Don’t miss a thing by getting the Daily Star’s biggest headlines straight to your inbox!

An ex-British soldier turned illegal alcohol salesman has revealed how he broke out of a jail in Kabul in his flip flops before dashing through blood-soaked streets to catch a plane home.

Ian Cameron, 56, who was arrested in March with more £30,000 worth of illegal alcohol, phoned his wife Sally for a heart-wrenching goodbye as Taliban militants seized the Presidential Palace in Afghanistan's capital city last Sunday (August 15).

The father-of-one, who served 24 years in the Royal Military Police, said he thought he was "a goner" as a Taliban firefight raged outside his jail cell at the Counter Narcotics Detention Centre in Qasaba, on the outskirts of Kabul.

But he busted out of jail in his flip-flops and dashed across the blood-soaked city to safety, helped by his fellow inmates, and is now in quarantine in Birmingham and waiting for an emotional reunion with his wife.

He told The Sun: "I've been in a few tight spots but I can honestly say, with my hand on my heart, this was the first time I thought, 'I might be a goner'.

"I told her I loved her. I said I thought this might be it and, yeah, you know, we said our goodbyes.

"Everyone started shouting, 'Allahu Akbar!' We tried to run outside, but as we got to the front gate bullets were hitting the walls all around us.

"We ran back inside and the guards put us in this safe room with a heavy metal door next to the commander's office."

The shooting lasted an hour as they hid inside before a guard unbolted the door and Ian made his way outside where almost 1,000 inmates were making a dash for freedom across streets covered in blood.

Fellow prisoners told him not to speak and gave him a cotton scarf and a Covid mask to cover his face so he did not stand out as a Westerner.

Ian said: "We just ran. We were ducking and diving through the traffic trying to avoid the Taliban.
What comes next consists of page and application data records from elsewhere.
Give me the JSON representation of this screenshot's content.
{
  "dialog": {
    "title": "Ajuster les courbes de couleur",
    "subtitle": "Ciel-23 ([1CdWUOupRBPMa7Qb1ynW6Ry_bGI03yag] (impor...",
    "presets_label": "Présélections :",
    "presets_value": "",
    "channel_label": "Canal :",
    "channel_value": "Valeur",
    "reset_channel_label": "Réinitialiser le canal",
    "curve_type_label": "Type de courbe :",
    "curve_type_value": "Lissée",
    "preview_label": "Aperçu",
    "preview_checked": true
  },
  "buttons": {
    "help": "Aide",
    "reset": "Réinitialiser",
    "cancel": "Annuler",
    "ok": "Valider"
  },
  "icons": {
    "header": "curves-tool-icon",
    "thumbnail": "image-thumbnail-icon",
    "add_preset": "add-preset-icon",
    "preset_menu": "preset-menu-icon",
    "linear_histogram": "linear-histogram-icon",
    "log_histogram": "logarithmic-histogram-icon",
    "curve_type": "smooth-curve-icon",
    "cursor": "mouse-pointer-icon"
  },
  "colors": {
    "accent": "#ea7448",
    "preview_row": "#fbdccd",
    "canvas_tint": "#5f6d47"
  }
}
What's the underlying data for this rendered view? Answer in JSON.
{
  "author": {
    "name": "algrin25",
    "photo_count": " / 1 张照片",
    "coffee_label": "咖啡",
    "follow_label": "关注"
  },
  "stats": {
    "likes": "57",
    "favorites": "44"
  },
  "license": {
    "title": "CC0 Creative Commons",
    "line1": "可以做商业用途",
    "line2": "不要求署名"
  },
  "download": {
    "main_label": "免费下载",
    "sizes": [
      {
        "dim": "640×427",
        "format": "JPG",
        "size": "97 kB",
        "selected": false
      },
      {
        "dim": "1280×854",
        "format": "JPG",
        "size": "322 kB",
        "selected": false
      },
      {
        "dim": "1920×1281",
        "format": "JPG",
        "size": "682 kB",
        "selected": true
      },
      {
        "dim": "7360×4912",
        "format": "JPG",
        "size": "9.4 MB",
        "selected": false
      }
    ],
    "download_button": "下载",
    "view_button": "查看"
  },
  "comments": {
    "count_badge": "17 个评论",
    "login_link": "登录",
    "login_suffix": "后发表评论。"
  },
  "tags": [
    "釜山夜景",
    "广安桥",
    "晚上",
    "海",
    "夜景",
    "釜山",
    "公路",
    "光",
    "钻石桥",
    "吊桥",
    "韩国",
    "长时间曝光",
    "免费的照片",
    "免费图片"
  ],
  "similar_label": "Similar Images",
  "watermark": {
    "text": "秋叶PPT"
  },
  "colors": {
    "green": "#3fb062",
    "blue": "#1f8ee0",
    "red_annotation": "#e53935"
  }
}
"It was like doing a ten-mile stretcher race without training. It was the first bit of exercise I had done in six months."

Get latest news headlines delivered free

Want all the latest shocking news and views from all over the world straight into your inbox?

We've got the best royal scoops, crime dramas and breaking stories – all delivered in that Daily Star style you love.

Our great newsletters will give you all you need to know, from hard news to that bit of glamour you need every day. They'll drop straight into your inbox and you can unsubscribe whenever you like.

You can sign up here – you won't regret it…

After running for more than two hours to reach the airport Afghan guards at the North Gate refused to let him in as he did not have any ID.

He ran around the airport perimeter and found a road, where he flagged down a minibus before getting out when that became stuck in traffic.

He eventually flagged down a taxi drove which took him to the security barrier of the Baron Hotel, at the south-eastern edge of the airport where British troops were processing evacuees.

Ian said: "It was packed with people trying to get in. There were hundreds, maybe thousands, of Afghans camped in the road trying to get out."

He hobbled down the last stretch of path to reach the hotel, where three of his old Red Cap comrades were waiting for him.

The former military man jetted out on an RAF C-17 to Dubai, where he transferred to a Titan Airways charter flight to Birmingham where he driven to a hotel where he was forced to quarantine for ten days.

He has yet to be reunited in person with Sally, who has told him: "No more adventures".

The former close protection officer set up a booze-selling business and was known as The Milkman because he delivered to customers – including Afghan ministers, provincial governors and members of the president and vicepresidents' offices.

But it collapsed in March when police stormed his house after a rival raised the alarm.

They paraded him like a drugs kingpin in front of 730 bottles of spirits, 1,160 bottles of beer and dozens of cartons of boxed wine and champagne which he had shipped in as diplomatic cargo.

To keep up to date with all the latest news stories, make sure you sign up to one of our newsletters here.

  • In the News

Source: Read Full Article